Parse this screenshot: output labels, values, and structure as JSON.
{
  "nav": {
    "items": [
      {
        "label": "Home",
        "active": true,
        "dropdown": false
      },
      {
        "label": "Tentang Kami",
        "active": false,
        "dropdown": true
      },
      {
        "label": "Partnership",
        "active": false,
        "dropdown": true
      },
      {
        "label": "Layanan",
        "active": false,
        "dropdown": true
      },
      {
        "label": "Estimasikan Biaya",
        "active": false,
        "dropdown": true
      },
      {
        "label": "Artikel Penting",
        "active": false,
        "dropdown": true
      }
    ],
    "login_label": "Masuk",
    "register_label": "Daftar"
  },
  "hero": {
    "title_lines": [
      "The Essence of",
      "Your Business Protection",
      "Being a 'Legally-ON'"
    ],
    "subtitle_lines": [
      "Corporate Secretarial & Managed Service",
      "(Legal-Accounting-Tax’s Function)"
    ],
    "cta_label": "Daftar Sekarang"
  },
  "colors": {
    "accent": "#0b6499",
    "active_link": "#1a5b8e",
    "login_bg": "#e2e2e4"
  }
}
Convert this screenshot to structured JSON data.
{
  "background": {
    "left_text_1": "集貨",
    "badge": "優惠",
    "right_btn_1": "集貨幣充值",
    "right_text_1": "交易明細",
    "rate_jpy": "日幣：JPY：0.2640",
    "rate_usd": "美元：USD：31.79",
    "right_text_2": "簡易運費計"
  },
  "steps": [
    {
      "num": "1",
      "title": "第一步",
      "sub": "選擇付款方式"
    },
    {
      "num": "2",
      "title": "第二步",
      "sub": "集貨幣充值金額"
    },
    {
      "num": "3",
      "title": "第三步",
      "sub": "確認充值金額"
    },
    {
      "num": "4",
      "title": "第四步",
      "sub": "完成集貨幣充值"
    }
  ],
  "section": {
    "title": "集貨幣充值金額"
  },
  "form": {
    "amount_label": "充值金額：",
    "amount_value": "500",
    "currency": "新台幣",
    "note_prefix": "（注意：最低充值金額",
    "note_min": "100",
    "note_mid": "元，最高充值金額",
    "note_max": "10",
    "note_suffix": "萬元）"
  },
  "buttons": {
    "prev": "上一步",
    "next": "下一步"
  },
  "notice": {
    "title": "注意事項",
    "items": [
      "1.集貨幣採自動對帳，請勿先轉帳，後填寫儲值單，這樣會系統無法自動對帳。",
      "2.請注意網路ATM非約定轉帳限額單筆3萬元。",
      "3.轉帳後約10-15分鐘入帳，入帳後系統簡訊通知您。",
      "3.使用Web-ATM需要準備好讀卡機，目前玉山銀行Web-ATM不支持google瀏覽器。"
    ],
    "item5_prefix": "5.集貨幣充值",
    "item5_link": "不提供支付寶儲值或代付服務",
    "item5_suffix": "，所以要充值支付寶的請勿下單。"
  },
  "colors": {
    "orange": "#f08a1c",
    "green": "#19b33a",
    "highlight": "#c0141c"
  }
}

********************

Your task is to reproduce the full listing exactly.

* **SOLUTION**:
Parse this screenshot: output labels, values, and structure as JSON.
{
  "nav": {
    "items": [
      {
        "label": "Home",
        "active": true,
        "dropdown": false
      },
      {
        "label": "Tentang Kami",
        "active": false,
        "dropdown": true
      },
      {
        "label": "Partnership",
        "active": false,
        "dropdown": true
      },
      {
        "label": "Layanan",
        "active": false,
        "dropdown": true
      },
      {
        "label": "Estimasikan Biaya",
        "active": false,
        "dropdown": true
      },
      {
        "label": "Artikel Penting",
        "active": false,
        "dropdown": true
      }
    ],
    "login_label": "Masuk",
    "register_label": "Daftar"
  },
  "hero": {
    "title_lines": [
      "The Essence of",
      "Your Business Protection",
      "Being a 'Legally-ON'"
    ],
    "subtitle_lines": [
      "Corporate Secretarial & Managed Service",
      "(Legal-Accounting-Tax’s Function)"
    ],
    "cta_label": "Daftar Sekarang"
  },
  "colors": {
    "accent": "#0b6499",
    "active_link": "#1a5b8e",
    "login_bg": "#e2e2e4"
  }
}
Convert this screenshot to structured JSON data.
{
  "background": {
    "left_text_1": "集貨",
    "badge": "優惠",
    "right_btn_1": "集貨幣充值",
    "right_text_1": "交易明細",
    "rate_jpy": "日幣：JPY：0.2640",
    "rate_usd": "美元：USD：31.79",
    "right_text_2": "簡易運費計"
  },
  "steps": [
    {
      "num": "1",
      "title": "第一步",
      "sub": "選擇付款方式"
    },
    {
      "num": "2",
      "title": "第二步",
      "sub": "集貨幣充值金額"
    },
    {
      "num": "3",
      "title": "第三步",
      "sub": "確認充值金額"
    },
    {
      "num": "4",
      "title": "第四步",
      "sub": "完成集貨幣充值"
    }
  ],
  "section": {
    "title": "集貨幣充值金額"
  },
  "form": {
    "amount_label": "充值金額：",
    "amount_value": "500",
    "currency": "新台幣",
    "note_prefix": "（注意：最低充值金額",
    "note_min": "100",
    "note_mid": "元，最高充值金額",
    "note_max": "10",
    "note_suffix": "萬元）"
  },
  "buttons": {
    "prev": "上一步",
    "next": "下一步"
  },
  "notice": {
    "title": "注意事項",
    "items": [
      "1.集貨幣採自動對帳，請勿先轉帳，後填寫儲值單，這樣會系統無法自動對帳。",
      "2.請注意網路ATM非約定轉帳限額單筆3萬元。",
      "3.轉帳後約10-15分鐘入帳，入帳後系統簡訊通知您。",
      "3.使用Web-ATM需要準備好讀卡機，目前玉山銀行Web-ATM不支持google瀏覽器。"
    ],
    "item5_prefix": "5.集貨幣充值",
    "item5_link": "不提供支付寶儲值或代付服務",
    "item5_suffix": "，所以要充值支付寶的請勿下單。"
  },
  "colors": {
    "orange": "#f08a1c",
    "green": "#19b33a",
    "highlight": "#c0141c"
  }
}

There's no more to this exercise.